▶ **REQUIREMENT**:
The reply should match the listing below character for character, except that no image is carried over.

▶ **INPUT**:
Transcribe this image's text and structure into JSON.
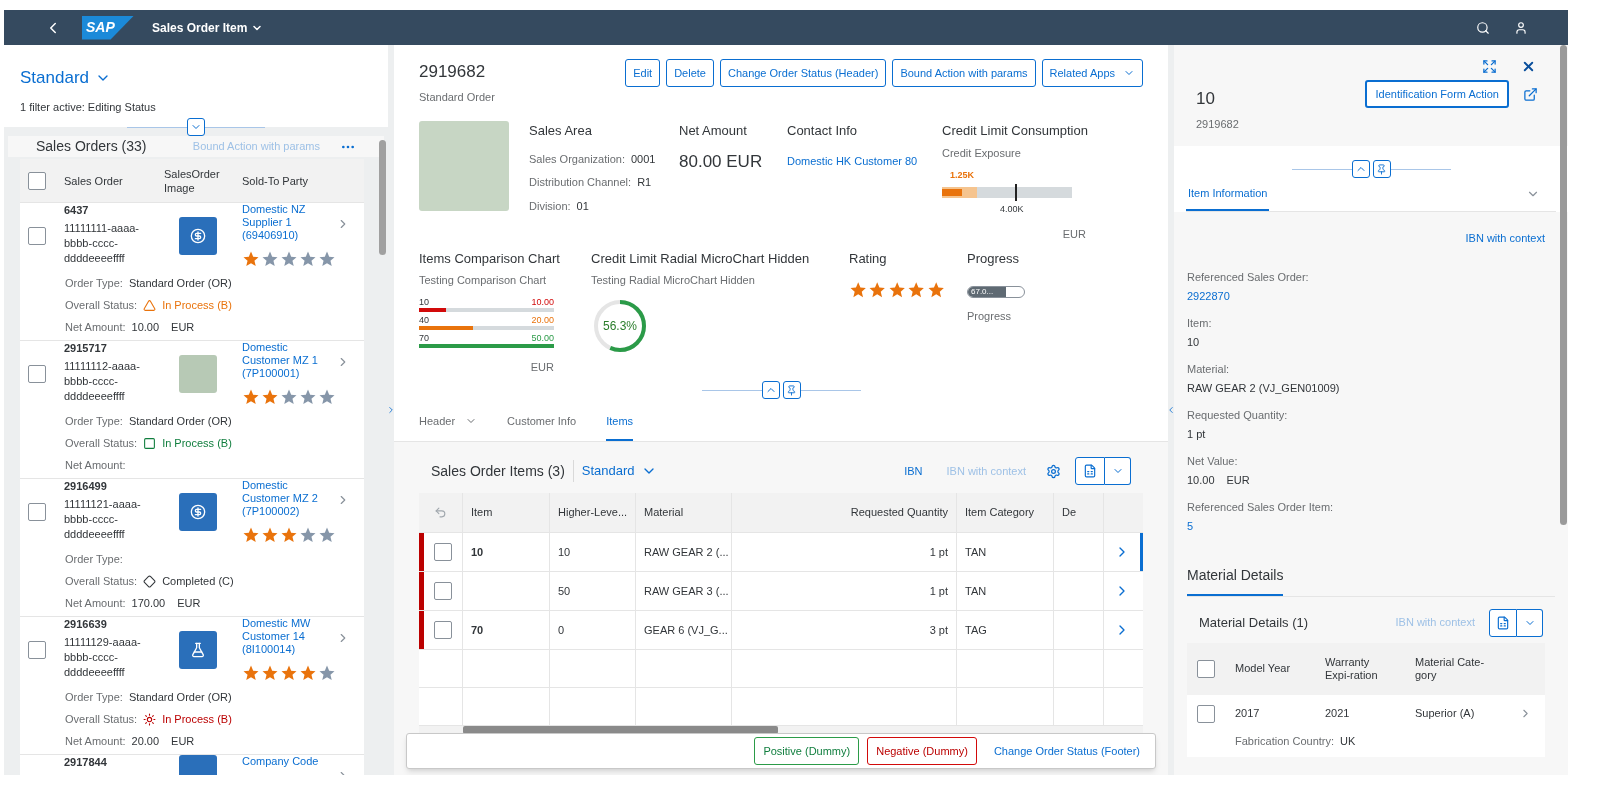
{
  "shell": {
    "logo": "SAP",
    "title": "Sales Order Item"
  },
  "list_report": {
    "variant": "Standard",
    "filter_info": "1 filter active: Editing Status",
    "table_title": "Sales Orders (33)",
    "action": {
      "label": "Bound Action with params",
      "disabled": true
    },
    "select_all_checked": false,
    "columns": [
      "Sales Order",
      "SalesOrder Image",
      "Sold-To Party"
    ],
    "rows": [
      {
        "checked": false,
        "number": "6437",
        "uuid": "11111111-aaaa-bbbb-cccc-ddddeeeeffff",
        "image": {
          "kind": "money"
        },
        "party": "Domestic NZ Supplier 1 (69406910)",
        "stars": 1,
        "details": [
          {
            "kind": "text",
            "label": "Order Type:",
            "value": "Standard Order (OR)"
          },
          {
            "kind": "status",
            "label": "Overall Status:",
            "status": {
              "kind": "warning",
              "text": "In Process (B)"
            }
          },
          {
            "kind": "amount",
            "label": "Net Amount:",
            "value": "10.00",
            "unit": "EUR"
          }
        ]
      },
      {
        "checked": false,
        "number": "2915717",
        "uuid": "11111112-aaaa-bbbb-cccc-ddddeeeeffff",
        "image": {
          "kind": "photo"
        },
        "party": "Domestic Customer MZ 1 (7P100001)",
        "stars": 2,
        "details": [
          {
            "kind": "text",
            "label": "Order Type:",
            "value": "Standard Order (OR)"
          },
          {
            "kind": "status",
            "label": "Overall Status:",
            "status": {
              "kind": "success",
              "text": "In Process (B)"
            }
          },
          {
            "kind": "amount",
            "label": "Net Amount:"
          }
        ]
      },
      {
        "checked": false,
        "number": "2916499",
        "uuid": "11111121-aaaa-bbbb-cccc-ddddeeeeffff",
        "image": {
          "kind": "money"
        },
        "party": "Domestic Customer MZ 2 (7P100002)",
        "stars": 3,
        "details": [
          {
            "kind": "text",
            "label": "Order Type:"
          },
          {
            "kind": "status",
            "label": "Overall Status:",
            "status": {
              "kind": "none",
              "text": "Completed (C)"
            }
          },
          {
            "kind": "amount",
            "label": "Net Amount:",
            "value": "170.00",
            "unit": "EUR"
          }
        ]
      },
      {
        "checked": false,
        "number": "2916639",
        "uuid": "11111129-aaaa-bbbb-cccc-ddddeeeeffff",
        "image": {
          "kind": "flask"
        },
        "party": "Domestic MW Customer 14 (8I100014)",
        "stars": 4,
        "details": [
          {
            "kind": "text",
            "label": "Order Type:",
            "value": "Standard Order (OR)"
          },
          {
            "kind": "status",
            "label": "Overall Status:",
            "status": {
              "kind": "error",
              "text": "In Process (B)"
            }
          },
          {
            "kind": "amount",
            "label": "Net Amount:",
            "value": "20.00",
            "unit": "EUR"
          }
        ]
      },
      {
        "number": "2917844",
        "image": {
          "kind": "blank"
        },
        "party": "Company Code"
      }
    ]
  },
  "header": {
    "title": "2919682",
    "subtitle": "Standard Order",
    "actions": [
      {
        "label": "Edit",
        "menu": false
      },
      {
        "label": "Delete",
        "menu": false
      },
      {
        "label": "Change Order Status (Header)",
        "menu": false
      },
      {
        "label": "Bound Action with params",
        "menu": false
      },
      {
        "label": "Related Apps",
        "menu": true
      }
    ],
    "sales_area": {
      "title": "Sales Area",
      "fields": [
        {
          "label": "Sales Organization:",
          "value": "0001"
        },
        {
          "label": "Distribution Channel:",
          "value": "R1"
        },
        {
          "label": "Division:",
          "value": "01"
        }
      ]
    },
    "net_amount": {
      "title": "Net Amount",
      "value": "80.00 EUR"
    },
    "contact": {
      "title": "Contact Info",
      "link": "Domestic HK Customer 80"
    },
    "credit_limit": {
      "title": "Credit Limit Consumption",
      "subtitle": "Credit Exposure",
      "value_label": "1.25K",
      "level": 0.15,
      "target_label": "4.00K",
      "unit": "EUR"
    },
    "comparison": {
      "title": "Items Comparison Chart",
      "subtitle": "Testing Comparison Chart",
      "unit": "EUR",
      "bars": [
        {
          "label": "10",
          "value": "10.00",
          "level": 0.2,
          "color": "#d20a0a"
        },
        {
          "label": "40",
          "value": "20.00",
          "level": 0.4,
          "color": "#e9730c"
        },
        {
          "label": "70",
          "value": "50.00",
          "level": 1,
          "color": "#2b9b48"
        }
      ]
    },
    "radial": {
      "title": "Credit Limit Radial MicroChart Hidden",
      "subtitle": "Testing Radial MicroChart Hidden",
      "value": "56.3%",
      "level": 0.563
    },
    "rating": {
      "title": "Rating",
      "stars": 5
    },
    "progress": {
      "title": "Progress",
      "value": "67.0...",
      "level": 0.67,
      "label": "Progress"
    }
  },
  "anchor_tabs": [
    {
      "label": "Header",
      "menu": true,
      "selected": false
    },
    {
      "label": "Customer Info",
      "menu": false,
      "selected": false
    },
    {
      "label": "Items",
      "menu": false,
      "selected": true
    }
  ],
  "items_table": {
    "title": "Sales Order Items (3)",
    "variant": "Standard",
    "actions": [
      {
        "label": "IBN",
        "disabled": false
      },
      {
        "label": "IBN with context",
        "disabled": true
      }
    ],
    "columns": [
      "Item",
      "Higher-Leve...",
      "Material",
      "Requested Quantity",
      "Item Category",
      "De"
    ],
    "rows": [
      {
        "checked": false,
        "color": "#bb0000",
        "navigated": true,
        "item": "10",
        "higher_level": "10",
        "material": "RAW GEAR 2 (...",
        "quantity": "1 pt",
        "category": "TAN"
      },
      {
        "checked": false,
        "color": "#bb0000",
        "navigated": false,
        "higher_level": "50",
        "material": "RAW GEAR 3 (...",
        "quantity": "1 pt",
        "category": "TAN"
      },
      {
        "checked": false,
        "color": "#bb0000",
        "navigated": false,
        "item": "70",
        "higher_level": "0",
        "material": "GEAR 6 (VJ_G...",
        "quantity": "3 pt",
        "category": "TAG"
      }
    ]
  },
  "footer": {
    "actions": [
      {
        "label": "Positive (Dummy)",
        "kind": "accept"
      },
      {
        "label": "Negative (Dummy)",
        "kind": "reject"
      },
      {
        "label": "Change Order Status (Footer)",
        "kind": "transparent"
      }
    ]
  },
  "detail": {
    "title": "10",
    "subtitle": "2919682",
    "action": "Identification Form Action",
    "tabs": [
      {
        "label": "Item Information",
        "selected": true
      }
    ],
    "link": "IBN with context",
    "fields": [
      {
        "kind": "link",
        "label": "Referenced Sales Order:",
        "value": "2922870"
      },
      {
        "kind": "text",
        "label": "Item:",
        "value": "10"
      },
      {
        "kind": "text",
        "label": "Material:",
        "value": "RAW GEAR 2 (VJ_GEN01009)"
      },
      {
        "kind": "text",
        "label": "Requested Quantity:",
        "value": "1 pt"
      },
      {
        "kind": "amount",
        "label": "Net Value:",
        "value": "10.00",
        "unit": "EUR"
      },
      {
        "kind": "link",
        "label": "Referenced Sales Order Item:",
        "value": "5"
      }
    ],
    "section": {
      "title": "Material Details",
      "selected": true
    },
    "table": {
      "title": "Material Details (1)",
      "action": {
        "label": "IBN with context",
        "disabled": true
      },
      "select_all_checked": false,
      "columns": [
        "Model Year",
        "Warranty Expi-ration",
        "Material Cate-gory"
      ],
      "rows": [
        {
          "checked": false,
          "cells": [
            "2017",
            "2021",
            "Superior (A)"
          ],
          "extra": {
            "label": "Fabrication Country:",
            "value": "UK"
          }
        }
      ]
    }
  }
}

▶ **ANSWER FOR THE TASK**:
Transcribe this image's text and structure into JSON.
{
  "shell": {
    "logo": "SAP",
    "title": "Sales Order Item"
  },
  "list_report": {
    "variant": "Standard",
    "filter_info": "1 filter active: Editing Status",
    "table_title": "Sales Orders (33)",
    "action": {
      "label": "Bound Action with params",
      "disabled": true
    },
    "select_all_checked": false,
    "columns": [
      "Sales Order",
      "SalesOrder Image",
      "Sold-To Party"
    ],
    "rows": [
      {
        "checked": false,
        "number": "6437",
        "uuid": "11111111-aaaa-bbbb-cccc-ddddeeeeffff",
        "image": {
          "kind": "money"
        },
        "party": "Domestic NZ Supplier 1 (69406910)",
        "stars": 1,
        "details": [
          {
            "kind": "text",
            "label": "Order Type:",
            "value": "Standard Order (OR)"
          },
          {
            "kind": "status",
            "label": "Overall Status:",
            "status": {
              "kind": "warning",
              "text": "In Process (B)"
            }
          },
          {
            "kind": "amount",
            "label": "Net Amount:",
            "value": "10.00",
            "unit": "EUR"
          }
        ]
      },
      {
        "checked": false,
        "number": "2915717",
        "uuid": "11111112-aaaa-bbbb-cccc-ddddeeeeffff",
        "image": {
          "kind": "photo"
        },
        "party": "Domestic Customer MZ 1 (7P100001)",
        "stars": 2,
        "details": [
          {
            "kind": "text",
            "label": "Order Type:",
            "value": "Standard Order (OR)"
          },
          {
            "kind": "status",
            "label": "Overall Status:",
            "status": {
              "kind": "success",
              "text": "In Process (B)"
            }
          },
          {
            "kind": "amount",
            "label": "Net Amount:"
          }
        ]
      },
      {
        "checked": false,
        "number": "2916499",
        "uuid": "11111121-aaaa-bbbb-cccc-ddddeeeeffff",
        "image": {
          "kind": "money"
        },
        "party": "Domestic Customer MZ 2 (7P100002)",
        "stars": 3,
        "details": [
          {
            "kind": "text",
            "label": "Order Type:"
          },
          {
            "kind": "status",
            "label": "Overall Status:",
            "status": {
              "kind": "none",
              "text": "Completed (C)"
            }
          },
          {
            "kind": "amount",
            "label": "Net Amount:",
            "value": "170.00",
            "unit": "EUR"
          }
        ]
      },
      {
        "checked": false,
        "number": "2916639",
        "uuid": "11111129-aaaa-bbbb-cccc-ddddeeeeffff",
        "image": {
          "kind": "flask"
        },
        "party": "Domestic MW Customer 14 (8I100014)",
        "stars": 4,
        "details": [
          {
            "kind": "text",
            "label": "Order Type:",
            "value": "Standard Order (OR)"
          },
          {
            "kind": "status",
            "label": "Overall Status:",
            "status": {
              "kind": "error",
              "text": "In Process (B)"
            }
          },
          {
            "kind": "amount",
            "label": "Net Amount:",
            "value": "20.00",
            "unit": "EUR"
          }
        ]
      },
      {
        "number": "2917844",
        "image": {
          "kind": "blank"
        },
        "party": "Company Code"
      }
    ]
  },
  "header": {
    "title": "2919682",
    "subtitle": "Standard Order",
    "actions": [
      {
        "label": "Edit",
        "menu": false
      },
      {
        "label": "Delete",
        "menu": false
      },
      {
        "label": "Change Order Status (Header)",
        "menu": false
      },
      {
        "label": "Bound Action with params",
        "menu": false
      },
      {
        "label": "Related Apps",
        "menu": true
      }
    ],
    "sales_area": {
      "title": "Sales Area",
      "fields": [
        {
          "label": "Sales Organization:",
          "value": "0001"
        },
        {
          "label": "Distribution Channel:",
          "value": "R1"
        },
        {
          "label": "Division:",
          "value": "01"
        }
      ]
    },
    "net_amount": {
      "title": "Net Amount",
      "value": "80.00 EUR"
    },
    "contact": {
      "title": "Contact Info",
      "link": "Domestic HK Customer 80"
    },
    "credit_limit": {
      "title": "Credit Limit Consumption",
      "subtitle": "Credit Exposure",
      "value_label": "1.25K",
      "level": 0.15,
      "target_label": "4.00K",
      "unit": "EUR"
    },
    "comparison": {
      "title": "Items Comparison Chart",
      "subtitle": "Testing Comparison Chart",
      "unit": "EUR",
      "bars": [
        {
          "label": "10",
          "value": "10.00",
          "level": 0.2,
          "color": "#d20a0a"
        },
        {
          "label": "40",
          "value": "20.00",
          "level": 0.4,
          "color": "#e9730c"
        },
        {
          "label": "70",
          "value": "50.00",
          "level": 1,
          "color": "#2b9b48"
        }
      ]
    },
    "radial": {
      "title": "Credit Limit Radial MicroChart Hidden",
      "subtitle": "Testing Radial MicroChart Hidden",
      "value": "56.3%",
      "level": 0.563
    },
    "rating": {
      "title": "Rating",
      "stars": 5
    },
    "progress": {
      "title": "Progress",
      "value": "67.0...",
      "level": 0.67,
      "label": "Progress"
    }
  },
  "anchor_tabs": [
    {
      "label": "Header",
      "menu": true,
      "selected": false
    },
    {
      "label": "Customer Info",
      "menu": false,
      "selected": false
    },
    {
      "label": "Items",
      "menu": false,
      "selected": true
    }
  ],
  "items_table": {
    "title": "Sales Order Items (3)",
    "variant": "Standard",
    "actions": [
      {
        "label": "IBN",
        "disabled": false
      },
      {
        "label": "IBN with context",
        "disabled": true
      }
    ],
    "columns": [
      "Item",
      "Higher-Leve...",
      "Material",
      "Requested Quantity",
      "Item Category",
      "De"
    ],
    "rows": [
      {
        "checked": false,
        "color": "#bb0000",
        "navigated": true,
        "item": "10",
        "higher_level": "10",
        "material": "RAW GEAR 2 (...",
        "quantity": "1 pt",
        "category": "TAN"
      },
      {
        "checked": false,
        "color": "#bb0000",
        "navigated": false,
        "higher_level": "50",
        "material": "RAW GEAR 3 (...",
        "quantity": "1 pt",
        "category": "TAN"
      },
      {
        "checked": false,
        "color": "#bb0000",
        "navigated": false,
        "item": "70",
        "higher_level": "0",
        "material": "GEAR 6 (VJ_G...",
        "quantity": "3 pt",
        "category": "TAG"
      }
    ]
  },
  "footer": {
    "actions": [
      {
        "label": "Positive (Dummy)",
        "kind": "accept"
      },
      {
        "label": "Negative (Dummy)",
        "kind": "reject"
      },
      {
        "label": "Change Order Status (Footer)",
        "kind": "transparent"
      }
    ]
  },
  "detail": {
    "title": "10",
    "subtitle": "2919682",
    "action": "Identification Form Action",
    "tabs": [
      {
        "label": "Item Information",
        "selected": true
      }
    ],
    "link": "IBN with context",
    "fields": [
      {
        "kind": "link",
        "label": "Referenced Sales Order:",
        "value": "2922870"
      },
      {
        "kind": "text",
        "label": "Item:",
        "value": "10"
      },
      {
        "kind": "text",
        "label": "Material:",
        "value": "RAW GEAR 2 (VJ_GEN01009)"
      },
      {
        "kind": "text",
        "label": "Requested Quantity:",
        "value": "1 pt"
      },
      {
        "kind": "amount",
        "label": "Net Value:",
        "value": "10.00",
        "unit": "EUR"
      },
      {
        "kind": "link",
        "label": "Referenced Sales Order Item:",
        "value": "5"
      }
    ],
    "section": {
      "title": "Material Details",
      "selected": true
    },
    "table": {
      "title": "Material Details (1)",
      "action": {
        "label": "IBN with context",
        "disabled": true
      },
      "select_all_checked": false,
      "columns": [
        "Model Year",
        "Warranty Expi-ration",
        "Material Cate-gory"
      ],
      "rows": [
        {
          "checked": false,
          "cells": [
            "2017",
            "2021",
            "Superior (A)"
          ],
          "extra": {
            "label": "Fabrication Country:",
            "value": "UK"
          }
        }
      ]
    }
  }
}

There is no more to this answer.